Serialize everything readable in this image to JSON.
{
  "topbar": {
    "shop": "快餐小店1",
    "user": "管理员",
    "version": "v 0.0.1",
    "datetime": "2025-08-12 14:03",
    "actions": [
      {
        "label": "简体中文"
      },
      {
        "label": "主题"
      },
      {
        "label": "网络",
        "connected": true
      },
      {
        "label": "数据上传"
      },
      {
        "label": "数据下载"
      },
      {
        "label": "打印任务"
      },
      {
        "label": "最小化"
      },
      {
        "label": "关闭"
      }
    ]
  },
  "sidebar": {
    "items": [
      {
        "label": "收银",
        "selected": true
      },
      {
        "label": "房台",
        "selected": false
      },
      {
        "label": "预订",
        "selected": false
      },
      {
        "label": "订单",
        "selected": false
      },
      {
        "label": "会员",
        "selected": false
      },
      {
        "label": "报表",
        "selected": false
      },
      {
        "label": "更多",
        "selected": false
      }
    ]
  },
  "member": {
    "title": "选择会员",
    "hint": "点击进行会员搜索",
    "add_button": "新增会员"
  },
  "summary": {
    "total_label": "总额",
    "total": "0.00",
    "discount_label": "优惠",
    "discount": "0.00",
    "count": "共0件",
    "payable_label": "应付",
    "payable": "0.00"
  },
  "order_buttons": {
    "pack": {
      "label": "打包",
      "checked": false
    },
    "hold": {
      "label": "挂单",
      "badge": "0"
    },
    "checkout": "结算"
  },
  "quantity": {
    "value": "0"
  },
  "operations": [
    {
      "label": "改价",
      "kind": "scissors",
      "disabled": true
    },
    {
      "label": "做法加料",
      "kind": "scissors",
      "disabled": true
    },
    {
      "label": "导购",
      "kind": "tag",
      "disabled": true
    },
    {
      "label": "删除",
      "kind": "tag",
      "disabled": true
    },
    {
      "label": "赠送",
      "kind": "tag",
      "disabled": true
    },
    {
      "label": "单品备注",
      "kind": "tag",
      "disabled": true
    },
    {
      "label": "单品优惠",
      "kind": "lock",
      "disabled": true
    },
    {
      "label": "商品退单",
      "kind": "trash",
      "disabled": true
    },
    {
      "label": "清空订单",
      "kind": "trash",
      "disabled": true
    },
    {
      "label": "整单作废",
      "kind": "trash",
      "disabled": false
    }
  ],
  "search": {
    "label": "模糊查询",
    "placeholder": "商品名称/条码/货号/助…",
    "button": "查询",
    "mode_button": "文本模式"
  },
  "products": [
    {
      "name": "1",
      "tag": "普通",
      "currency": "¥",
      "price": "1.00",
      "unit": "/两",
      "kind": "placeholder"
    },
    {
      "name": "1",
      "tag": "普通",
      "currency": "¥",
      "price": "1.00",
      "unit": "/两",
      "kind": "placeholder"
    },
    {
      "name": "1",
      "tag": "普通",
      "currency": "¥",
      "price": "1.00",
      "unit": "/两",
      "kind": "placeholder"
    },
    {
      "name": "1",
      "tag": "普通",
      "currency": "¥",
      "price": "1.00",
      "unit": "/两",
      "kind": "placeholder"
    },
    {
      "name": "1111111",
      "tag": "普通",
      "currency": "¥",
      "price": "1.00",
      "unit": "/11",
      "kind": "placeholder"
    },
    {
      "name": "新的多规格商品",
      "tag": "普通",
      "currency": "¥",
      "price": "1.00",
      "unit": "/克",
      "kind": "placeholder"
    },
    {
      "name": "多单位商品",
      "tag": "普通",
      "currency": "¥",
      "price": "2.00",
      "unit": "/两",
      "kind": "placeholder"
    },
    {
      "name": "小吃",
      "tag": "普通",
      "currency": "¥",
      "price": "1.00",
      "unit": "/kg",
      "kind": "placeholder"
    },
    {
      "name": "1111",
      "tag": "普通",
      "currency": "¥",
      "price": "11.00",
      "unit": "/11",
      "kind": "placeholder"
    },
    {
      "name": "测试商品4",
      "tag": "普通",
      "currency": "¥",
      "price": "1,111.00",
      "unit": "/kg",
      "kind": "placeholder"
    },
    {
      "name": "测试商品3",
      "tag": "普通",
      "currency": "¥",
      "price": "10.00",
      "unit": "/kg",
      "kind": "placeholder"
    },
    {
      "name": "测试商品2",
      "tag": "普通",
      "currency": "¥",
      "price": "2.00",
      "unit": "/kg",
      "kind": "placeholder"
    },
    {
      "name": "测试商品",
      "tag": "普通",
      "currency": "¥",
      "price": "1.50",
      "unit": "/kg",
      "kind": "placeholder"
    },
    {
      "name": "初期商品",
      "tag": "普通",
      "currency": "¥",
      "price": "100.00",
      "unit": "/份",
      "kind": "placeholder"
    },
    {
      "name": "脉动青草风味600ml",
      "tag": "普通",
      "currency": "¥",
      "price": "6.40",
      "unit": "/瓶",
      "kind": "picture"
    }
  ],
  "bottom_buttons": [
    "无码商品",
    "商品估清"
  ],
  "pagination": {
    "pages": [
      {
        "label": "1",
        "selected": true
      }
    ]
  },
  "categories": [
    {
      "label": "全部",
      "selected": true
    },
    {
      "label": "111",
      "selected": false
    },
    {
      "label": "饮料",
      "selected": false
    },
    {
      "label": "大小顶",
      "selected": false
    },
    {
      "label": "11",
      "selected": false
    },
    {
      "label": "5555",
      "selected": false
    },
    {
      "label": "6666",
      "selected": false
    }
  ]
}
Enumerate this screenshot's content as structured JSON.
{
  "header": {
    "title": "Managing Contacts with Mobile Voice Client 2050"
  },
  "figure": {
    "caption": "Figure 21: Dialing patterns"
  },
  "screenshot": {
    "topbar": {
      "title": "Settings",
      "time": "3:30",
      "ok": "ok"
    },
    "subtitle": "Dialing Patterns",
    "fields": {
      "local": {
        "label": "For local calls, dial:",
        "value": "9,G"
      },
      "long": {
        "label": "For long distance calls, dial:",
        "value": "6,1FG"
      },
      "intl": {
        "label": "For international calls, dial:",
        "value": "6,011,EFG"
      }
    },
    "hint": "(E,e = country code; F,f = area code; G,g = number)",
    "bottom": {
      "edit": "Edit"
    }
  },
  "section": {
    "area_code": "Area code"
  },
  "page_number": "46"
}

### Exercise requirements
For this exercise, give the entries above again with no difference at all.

### Result of this exercise
Serialize everything readable in this image to JSON.
{
  "topbar": {
    "shop": "快餐小店1",
    "user": "管理员",
    "version": "v 0.0.1",
    "datetime": "2025-08-12 14:03",
    "actions": [
      {
        "label": "简体中文"
      },
      {
        "label": "主题"
      },
      {
        "label": "网络",
        "connected": true
      },
      {
        "label": "数据上传"
      },
      {
        "label": "数据下载"
      },
      {
        "label": "打印任务"
      },
      {
        "label": "最小化"
      },
      {
        "label": "关闭"
      }
    ]
  },
  "sidebar": {
    "items": [
      {
        "label": "收银",
        "selected": true
      },
      {
        "label": "房台",
        "selected": false
      },
      {
        "label": "预订",
        "selected": false
      },
      {
        "label": "订单",
        "selected": false
      },
      {
        "label": "会员",
        "selected": false
      },
      {
        "label": "报表",
        "selected": false
      },
      {
        "label": "更多",
        "selected": false
      }
    ]
  },
  "member": {
    "title": "选择会员",
    "hint": "点击进行会员搜索",
    "add_button": "新增会员"
  },
  "summary": {
    "total_label": "总额",
    "total": "0.00",
    "discount_label": "优惠",
    "discount": "0.00",
    "count": "共0件",
    "payable_label": "应付",
    "payable": "0.00"
  },
  "order_buttons": {
    "pack": {
      "label": "打包",
      "checked": false
    },
    "hold": {
      "label": "挂单",
      "badge": "0"
    },
    "checkout": "结算"
  },
  "quantity": {
    "value": "0"
  },
  "operations": [
    {
      "label": "改价",
      "kind": "scissors",
      "disabled": true
    },
    {
      "label": "做法加料",
      "kind": "scissors",
      "disabled": true
    },
    {
      "label": "导购",
      "kind": "tag",
      "disabled": true
    },
    {
      "label": "删除",
      "kind": "tag",
      "disabled": true
    },
    {
      "label": "赠送",
      "kind": "tag",
      "disabled": true
    },
    {
      "label": "单品备注",
      "kind": "tag",
      "disabled": true
    },
    {
      "label": "单品优惠",
      "kind": "lock",
      "disabled": true
    },
    {
      "label": "商品退单",
      "kind": "trash",
      "disabled": true
    },
    {
      "label": "清空订单",
      "kind": "trash",
      "disabled": true
    },
    {
      "label": "整单作废",
      "kind": "trash",
      "disabled": false
    }
  ],
  "search": {
    "label": "模糊查询",
    "placeholder": "商品名称/条码/货号/助…",
    "button": "查询",
    "mode_button": "文本模式"
  },
  "products": [
    {
      "name": "1",
      "tag": "普通",
      "currency": "¥",
      "price": "1.00",
      "unit": "/两",
      "kind": "placeholder"
    },
    {
      "name": "1",
      "tag": "普通",
      "currency": "¥",
      "price": "1.00",
      "unit": "/两",
      "kind": "placeholder"
    },
    {
      "name": "1",
      "tag": "普通",
      "currency": "¥",
      "price": "1.00",
      "unit": "/两",
      "kind": "placeholder"
    },
    {
      "name": "1",
      "tag": "普通",
      "currency": "¥",
      "price": "1.00",
      "unit": "/两",
      "kind": "placeholder"
    },
    {
      "name": "1111111",
      "tag": "普通",
      "currency": "¥",
      "price": "1.00",
      "unit": "/11",
      "kind": "placeholder"
    },
    {
      "name": "新的多规格商品",
      "tag": "普通",
      "currency": "¥",
      "price": "1.00",
      "unit": "/克",
      "kind": "placeholder"
    },
    {
      "name": "多单位商品",
      "tag": "普通",
      "currency": "¥",
      "price": "2.00",
      "unit": "/两",
      "kind": "placeholder"
    },
    {
      "name": "小吃",
      "tag": "普通",
      "currency": "¥",
      "price": "1.00",
      "unit": "/kg",
      "kind": "placeholder"
    },
    {
      "name": "1111",
      "tag": "普通",
      "currency": "¥",
      "price": "11.00",
      "unit": "/11",
      "kind": "placeholder"
    },
    {
      "name": "测试商品4",
      "tag": "普通",
      "currency": "¥",
      "price": "1,111.00",
      "unit": "/kg",
      "kind": "placeholder"
    },
    {
      "name": "测试商品3",
      "tag": "普通",
      "currency": "¥",
      "price": "10.00",
      "unit": "/kg",
      "kind": "placeholder"
    },
    {
      "name": "测试商品2",
      "tag": "普通",
      "currency": "¥",
      "price": "2.00",
      "unit": "/kg",
      "kind": "placeholder"
    },
    {
      "name": "测试商品",
      "tag": "普通",
      "currency": "¥",
      "price": "1.50",
      "unit": "/kg",
      "kind": "placeholder"
    },
    {
      "name": "初期商品",
      "tag": "普通",
      "currency": "¥",
      "price": "100.00",
      "unit": "/份",
      "kind": "placeholder"
    },
    {
      "name": "脉动青草风味600ml",
      "tag": "普通",
      "currency": "¥",
      "price": "6.40",
      "unit": "/瓶",
      "kind": "picture"
    }
  ],
  "bottom_buttons": [
    "无码商品",
    "商品估清"
  ],
  "pagination": {
    "pages": [
      {
        "label": "1",
        "selected": true
      }
    ]
  },
  "categories": [
    {
      "label": "全部",
      "selected": true
    },
    {
      "label": "111",
      "selected": false
    },
    {
      "label": "饮料",
      "selected": false
    },
    {
      "label": "大小顶",
      "selected": false
    },
    {
      "label": "11",
      "selected": false
    },
    {
      "label": "5555",
      "selected": false
    },
    {
      "label": "6666",
      "selected": false
    }
  ]
}
Enumerate this screenshot's content as structured JSON.
{
  "header": {
    "title": "Managing Contacts with Mobile Voice Client 2050"
  },
  "figure": {
    "caption": "Figure 21: Dialing patterns"
  },
  "screenshot": {
    "topbar": {
      "title": "Settings",
      "time": "3:30",
      "ok": "ok"
    },
    "subtitle": "Dialing Patterns",
    "fields": {
      "local": {
        "label": "For local calls, dial:",
        "value": "9,G"
      },
      "long": {
        "label": "For long distance calls, dial:",
        "value": "6,1FG"
      },
      "intl": {
        "label": "For international calls, dial:",
        "value": "6,011,EFG"
      }
    },
    "hint": "(E,e = country code; F,f = area code; G,g = number)",
    "bottom": {
      "edit": "Edit"
    }
  },
  "section": {
    "area_code": "Area code"
  },
  "page_number": "46"
}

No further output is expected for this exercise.